WHAT TO WORK ON: Copy out each line below in which the string "label" appears.

EXTRACTED INFORMATION:
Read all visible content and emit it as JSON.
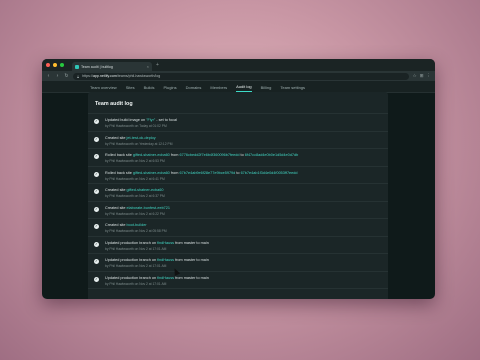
{
  "browser": {
    "tab_title": "Team audit | builtlog",
    "url_prefix": "https://",
    "url_host": "app.netlify.com",
    "url_path": "/teams/phil-hawksworth/log",
    "colors": {
      "close": "#ff5f56",
      "min": "#ffbd2e",
      "max": "#27c93f"
    }
  },
  "appnav": {
    "items": [
      {
        "label": "Team overview",
        "active": false
      },
      {
        "label": "Sites",
        "active": false
      },
      {
        "label": "Builds",
        "active": false
      },
      {
        "label": "Plugins",
        "active": false
      },
      {
        "label": "Domains",
        "active": false
      },
      {
        "label": "Members",
        "active": false
      },
      {
        "label": "Audit log",
        "active": true
      },
      {
        "label": "Billing",
        "active": false
      },
      {
        "label": "Team settings",
        "active": false
      }
    ]
  },
  "page": {
    "title": "Team audit log"
  },
  "log": [
    {
      "pre": "Updated build image on ",
      "h1": "\"Flyr\"",
      "mid": " - set to focal",
      "h2": "",
      "post": "",
      "h3": "",
      "tail": "",
      "meta": "by Phil Hawksworth on Today at 01:02 PM"
    },
    {
      "pre": "Created site ",
      "h1": "jet-test-ok-deploy",
      "mid": "",
      "h2": "",
      "post": "",
      "h3": "",
      "tail": "",
      "meta": "by Phil Hawksworth on Yesterday at 12:12 PM"
    },
    {
      "pre": "Rolled back site ",
      "h1": "gifted-shatner-ecba60",
      "mid": " from ",
      "h2": "6776cbedd2f7e6b4f360096b7feedd",
      "post": " to ",
      "h3": "6f47cc8ad4e0b0e1d5d4e0d7db",
      "tail": "",
      "meta": "by Phil Hawksworth on Nov 2 at 6:53 PM"
    },
    {
      "pre": "Rolled back site ",
      "h1": "gifted-shatner-ecba60",
      "mid": " from ",
      "h2": "67b7e4ab9e6f28e77e9bce5979d",
      "post": " to ",
      "h3": "67b7e4ab1f3d4e0d4f0053ff7eedd",
      "tail": "",
      "meta": "by Phil Hawksworth on Nov 2 at 6:41 PM"
    },
    {
      "pre": "Created site ",
      "h1": "gifted-shatner-ecba60",
      "mid": "",
      "h2": "",
      "post": "",
      "h3": "",
      "tail": "",
      "meta": "by Phil Hawksworth on Nov 2 at 6:37 PM"
    },
    {
      "pre": "Created site ",
      "h1": "elaborate-bunfest-eeb721",
      "mid": "",
      "h2": "",
      "post": "",
      "h3": "",
      "tail": "",
      "meta": "by Phil Hawksworth on Nov 2 at 6:22 PM"
    },
    {
      "pre": "Created site ",
      "h1": "boot-builder",
      "mid": "",
      "h2": "",
      "post": "",
      "h3": "",
      "tail": "",
      "meta": "by Phil Hawksworth on Nov 2 at 05:58 PM"
    },
    {
      "pre": "Updated production branch on ",
      "h1": "findHauss",
      "mid": " from master to main",
      "h2": "",
      "post": "",
      "h3": "",
      "tail": "",
      "meta": "by Phil Hawksworth on Nov 2 at 17:01 AM"
    },
    {
      "pre": "Updated production branch on ",
      "h1": "findHauss",
      "mid": " from master to main",
      "h2": "",
      "post": "",
      "h3": "",
      "tail": "",
      "meta": "by Phil Hawksworth on Nov 2 at 17:01 AM"
    },
    {
      "pre": "Updated production branch on ",
      "h1": "findHauss",
      "mid": " from master to main",
      "h2": "",
      "post": "",
      "h3": "",
      "tail": "",
      "meta": "by Phil Hawksworth on Nov 2 at 17:01 AM"
    }
  ]
}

EXERCISE RESPONSE:
        "label": "Team overview",
        "label": "Sites",
        "label": "Builds",
        "label": "Plugins",
        "label": "Domains",
        "label": "Members",
        "label": "Audit log",
        "label": "Billing",
        "label": "Team settings",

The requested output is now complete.